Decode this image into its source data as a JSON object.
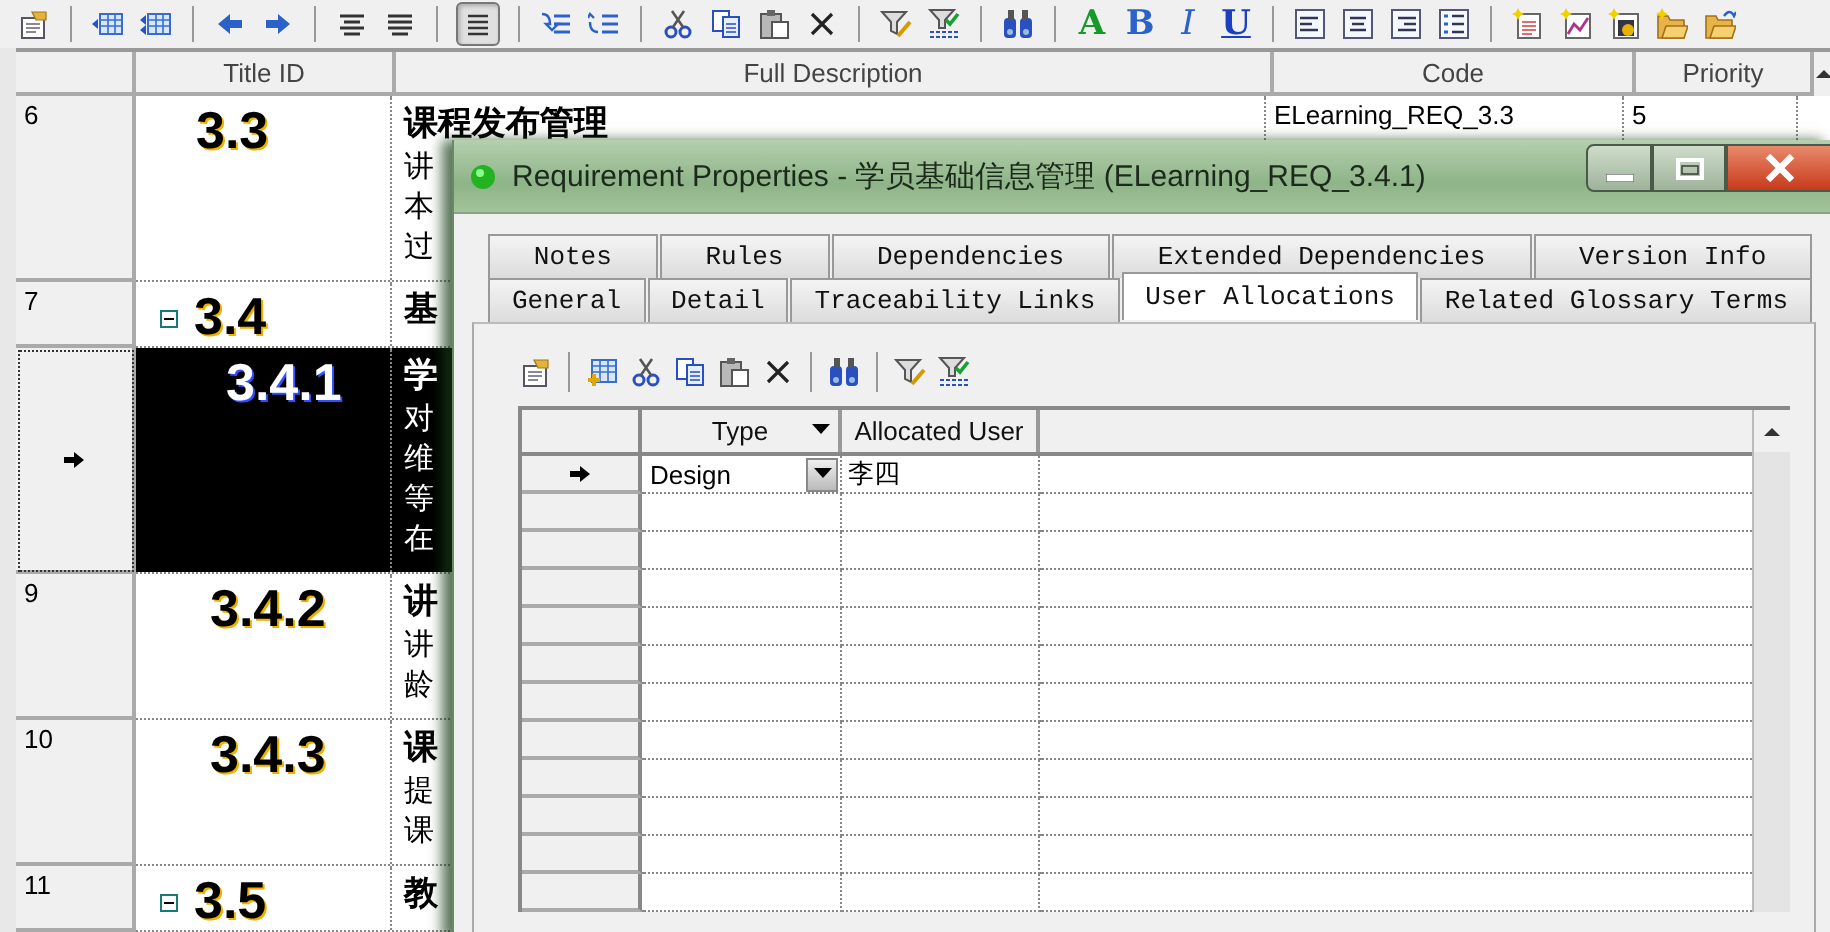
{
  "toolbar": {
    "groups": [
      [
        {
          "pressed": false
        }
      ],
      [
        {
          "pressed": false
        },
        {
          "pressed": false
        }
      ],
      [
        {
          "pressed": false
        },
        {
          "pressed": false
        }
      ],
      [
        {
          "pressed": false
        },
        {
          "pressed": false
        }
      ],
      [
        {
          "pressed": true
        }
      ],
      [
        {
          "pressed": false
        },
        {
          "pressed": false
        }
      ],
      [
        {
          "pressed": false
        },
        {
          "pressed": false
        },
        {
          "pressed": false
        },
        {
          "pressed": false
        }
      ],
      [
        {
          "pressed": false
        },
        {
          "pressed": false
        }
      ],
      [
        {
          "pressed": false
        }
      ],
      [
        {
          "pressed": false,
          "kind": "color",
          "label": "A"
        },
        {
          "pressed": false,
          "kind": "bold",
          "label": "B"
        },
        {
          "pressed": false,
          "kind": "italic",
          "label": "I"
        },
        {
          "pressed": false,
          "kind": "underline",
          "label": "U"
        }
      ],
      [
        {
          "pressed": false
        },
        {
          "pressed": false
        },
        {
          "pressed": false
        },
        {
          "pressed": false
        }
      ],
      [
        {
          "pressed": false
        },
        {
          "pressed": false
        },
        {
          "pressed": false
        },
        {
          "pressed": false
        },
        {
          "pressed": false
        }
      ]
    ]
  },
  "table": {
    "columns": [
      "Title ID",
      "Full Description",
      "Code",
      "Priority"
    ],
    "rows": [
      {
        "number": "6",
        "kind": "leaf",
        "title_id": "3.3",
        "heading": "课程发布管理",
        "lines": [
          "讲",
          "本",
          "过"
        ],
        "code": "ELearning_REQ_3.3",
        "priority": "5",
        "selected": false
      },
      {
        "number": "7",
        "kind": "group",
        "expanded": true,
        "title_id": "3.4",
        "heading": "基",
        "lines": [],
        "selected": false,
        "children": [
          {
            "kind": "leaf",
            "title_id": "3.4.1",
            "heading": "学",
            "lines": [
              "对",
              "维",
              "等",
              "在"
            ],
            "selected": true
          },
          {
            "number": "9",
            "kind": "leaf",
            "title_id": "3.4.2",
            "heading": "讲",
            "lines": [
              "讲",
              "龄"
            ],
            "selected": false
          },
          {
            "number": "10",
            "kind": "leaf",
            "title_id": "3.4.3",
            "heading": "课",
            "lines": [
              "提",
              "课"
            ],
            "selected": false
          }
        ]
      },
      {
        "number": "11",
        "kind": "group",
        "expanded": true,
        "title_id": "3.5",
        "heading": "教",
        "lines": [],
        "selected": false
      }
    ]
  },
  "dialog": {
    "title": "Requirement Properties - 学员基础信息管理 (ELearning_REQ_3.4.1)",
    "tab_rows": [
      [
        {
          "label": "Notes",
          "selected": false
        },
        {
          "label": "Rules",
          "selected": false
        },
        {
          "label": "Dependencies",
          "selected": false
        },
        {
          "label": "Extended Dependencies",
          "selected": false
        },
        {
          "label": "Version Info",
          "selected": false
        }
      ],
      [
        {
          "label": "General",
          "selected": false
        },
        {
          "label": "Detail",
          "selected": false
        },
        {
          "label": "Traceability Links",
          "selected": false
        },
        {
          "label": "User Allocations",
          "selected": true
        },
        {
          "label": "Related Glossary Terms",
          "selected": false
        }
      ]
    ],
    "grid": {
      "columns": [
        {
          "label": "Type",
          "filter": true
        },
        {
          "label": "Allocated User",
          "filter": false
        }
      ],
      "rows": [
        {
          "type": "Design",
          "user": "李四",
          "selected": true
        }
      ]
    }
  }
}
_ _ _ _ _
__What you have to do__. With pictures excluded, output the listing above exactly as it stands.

__Solution for this problem__.
Decode this image into its source data as a JSON object.
{
  "toolbar": {
    "groups": [
      [
        {
          "pressed": false
        }
      ],
      [
        {
          "pressed": false
        },
        {
          "pressed": false
        }
      ],
      [
        {
          "pressed": false
        },
        {
          "pressed": false
        }
      ],
      [
        {
          "pressed": false
        },
        {
          "pressed": false
        }
      ],
      [
        {
          "pressed": true
        }
      ],
      [
        {
          "pressed": false
        },
        {
          "pressed": false
        }
      ],
      [
        {
          "pressed": false
        },
        {
          "pressed": false
        },
        {
          "pressed": false
        },
        {
          "pressed": false
        }
      ],
      [
        {
          "pressed": false
        },
        {
          "pressed": false
        }
      ],
      [
        {
          "pressed": false
        }
      ],
      [
        {
          "pressed": false,
          "kind": "color",
          "label": "A"
        },
        {
          "pressed": false,
          "kind": "bold",
          "label": "B"
        },
        {
          "pressed": false,
          "kind": "italic",
          "label": "I"
        },
        {
          "pressed": false,
          "kind": "underline",
          "label": "U"
        }
      ],
      [
        {
          "pressed": false
        },
        {
          "pressed": false
        },
        {
          "pressed": false
        },
        {
          "pressed": false
        }
      ],
      [
        {
          "pressed": false
        },
        {
          "pressed": false
        },
        {
          "pressed": false
        },
        {
          "pressed": false
        },
        {
          "pressed": false
        }
      ]
    ]
  },
  "table": {
    "columns": [
      "Title ID",
      "Full Description",
      "Code",
      "Priority"
    ],
    "rows": [
      {
        "number": "6",
        "kind": "leaf",
        "title_id": "3.3",
        "heading": "课程发布管理",
        "lines": [
          "讲",
          "本",
          "过"
        ],
        "code": "ELearning_REQ_3.3",
        "priority": "5",
        "selected": false
      },
      {
        "number": "7",
        "kind": "group",
        "expanded": true,
        "title_id": "3.4",
        "heading": "基",
        "lines": [],
        "selected": false,
        "children": [
          {
            "kind": "leaf",
            "title_id": "3.4.1",
            "heading": "学",
            "lines": [
              "对",
              "维",
              "等",
              "在"
            ],
            "selected": true
          },
          {
            "number": "9",
            "kind": "leaf",
            "title_id": "3.4.2",
            "heading": "讲",
            "lines": [
              "讲",
              "龄"
            ],
            "selected": false
          },
          {
            "number": "10",
            "kind": "leaf",
            "title_id": "3.4.3",
            "heading": "课",
            "lines": [
              "提",
              "课"
            ],
            "selected": false
          }
        ]
      },
      {
        "number": "11",
        "kind": "group",
        "expanded": true,
        "title_id": "3.5",
        "heading": "教",
        "lines": [],
        "selected": false
      }
    ]
  },
  "dialog": {
    "title": "Requirement Properties - 学员基础信息管理 (ELearning_REQ_3.4.1)",
    "tab_rows": [
      [
        {
          "label": "Notes",
          "selected": false
        },
        {
          "label": "Rules",
          "selected": false
        },
        {
          "label": "Dependencies",
          "selected": false
        },
        {
          "label": "Extended Dependencies",
          "selected": false
        },
        {
          "label": "Version Info",
          "selected": false
        }
      ],
      [
        {
          "label": "General",
          "selected": false
        },
        {
          "label": "Detail",
          "selected": false
        },
        {
          "label": "Traceability Links",
          "selected": false
        },
        {
          "label": "User Allocations",
          "selected": true
        },
        {
          "label": "Related Glossary Terms",
          "selected": false
        }
      ]
    ],
    "grid": {
      "columns": [
        {
          "label": "Type",
          "filter": true
        },
        {
          "label": "Allocated User",
          "filter": false
        }
      ],
      "rows": [
        {
          "type": "Design",
          "user": "李四",
          "selected": true
        }
      ]
    }
  }
}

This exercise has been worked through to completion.